### Task brief:
Pull every line containing the word "JSON" from the records.

### Dataset entries:
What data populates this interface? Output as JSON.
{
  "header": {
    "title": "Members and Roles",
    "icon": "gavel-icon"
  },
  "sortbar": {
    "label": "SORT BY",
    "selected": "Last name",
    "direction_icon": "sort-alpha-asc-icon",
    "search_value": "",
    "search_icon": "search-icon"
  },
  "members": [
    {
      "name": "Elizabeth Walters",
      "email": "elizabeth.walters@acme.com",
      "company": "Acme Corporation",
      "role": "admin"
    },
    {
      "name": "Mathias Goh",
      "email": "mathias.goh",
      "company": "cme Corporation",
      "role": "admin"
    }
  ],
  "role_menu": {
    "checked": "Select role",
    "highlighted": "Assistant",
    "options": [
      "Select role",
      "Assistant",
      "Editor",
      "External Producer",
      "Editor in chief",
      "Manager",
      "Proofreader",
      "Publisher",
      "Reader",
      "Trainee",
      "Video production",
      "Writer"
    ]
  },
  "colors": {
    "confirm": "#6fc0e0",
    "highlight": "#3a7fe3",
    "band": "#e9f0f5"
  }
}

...

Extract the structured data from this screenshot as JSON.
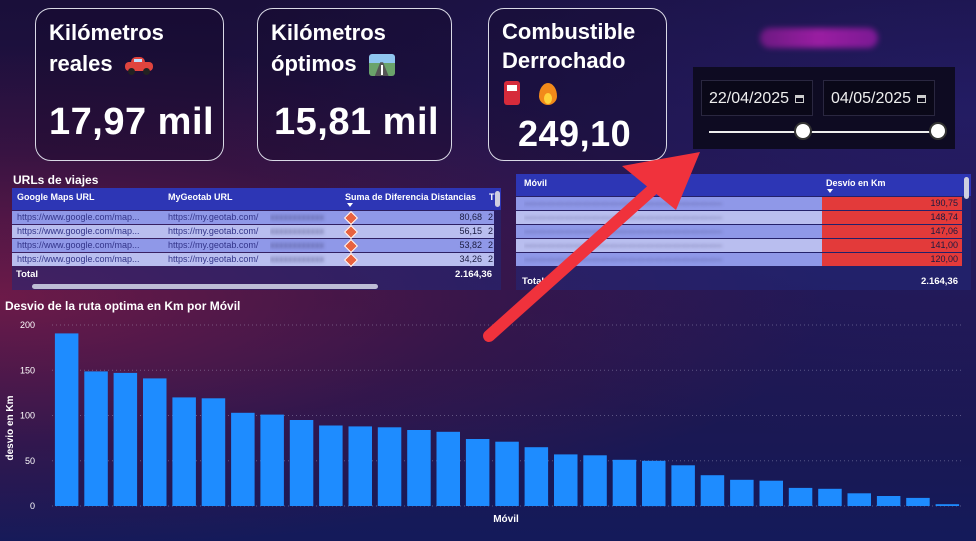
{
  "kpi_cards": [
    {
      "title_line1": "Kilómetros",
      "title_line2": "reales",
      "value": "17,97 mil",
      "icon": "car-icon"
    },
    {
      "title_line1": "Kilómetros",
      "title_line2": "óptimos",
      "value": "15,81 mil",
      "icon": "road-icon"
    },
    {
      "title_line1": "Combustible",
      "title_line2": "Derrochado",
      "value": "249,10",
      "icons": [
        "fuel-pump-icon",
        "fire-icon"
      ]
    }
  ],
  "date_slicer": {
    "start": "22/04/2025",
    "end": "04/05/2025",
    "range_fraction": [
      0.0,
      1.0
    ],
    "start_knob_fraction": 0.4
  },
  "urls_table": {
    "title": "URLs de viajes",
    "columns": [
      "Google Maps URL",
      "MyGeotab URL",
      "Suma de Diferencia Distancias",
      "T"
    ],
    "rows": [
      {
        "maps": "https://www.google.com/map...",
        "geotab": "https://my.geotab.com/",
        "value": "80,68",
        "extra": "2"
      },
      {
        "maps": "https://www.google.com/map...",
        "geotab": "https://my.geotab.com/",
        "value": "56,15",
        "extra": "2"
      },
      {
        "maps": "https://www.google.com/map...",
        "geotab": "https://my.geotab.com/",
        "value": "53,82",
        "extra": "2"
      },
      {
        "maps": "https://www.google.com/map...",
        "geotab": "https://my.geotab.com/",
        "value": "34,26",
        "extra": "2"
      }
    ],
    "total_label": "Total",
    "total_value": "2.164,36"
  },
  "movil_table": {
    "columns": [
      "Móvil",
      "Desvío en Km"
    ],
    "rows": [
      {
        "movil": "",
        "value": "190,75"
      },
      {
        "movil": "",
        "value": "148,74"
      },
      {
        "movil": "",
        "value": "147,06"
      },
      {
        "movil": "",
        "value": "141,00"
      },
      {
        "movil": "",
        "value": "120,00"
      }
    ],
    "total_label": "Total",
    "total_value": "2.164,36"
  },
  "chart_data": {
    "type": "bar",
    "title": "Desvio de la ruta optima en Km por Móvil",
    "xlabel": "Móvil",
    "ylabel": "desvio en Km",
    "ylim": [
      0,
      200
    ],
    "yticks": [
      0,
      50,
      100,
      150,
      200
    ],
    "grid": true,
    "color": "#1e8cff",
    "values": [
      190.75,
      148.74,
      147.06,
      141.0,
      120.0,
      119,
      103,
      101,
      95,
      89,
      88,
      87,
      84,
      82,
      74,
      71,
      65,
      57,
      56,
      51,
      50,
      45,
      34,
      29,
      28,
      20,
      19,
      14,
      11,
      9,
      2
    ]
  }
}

### Response to the exercise:
What data populates this interface? Output as JSON.
Extract the structured data from this screenshot as JSON.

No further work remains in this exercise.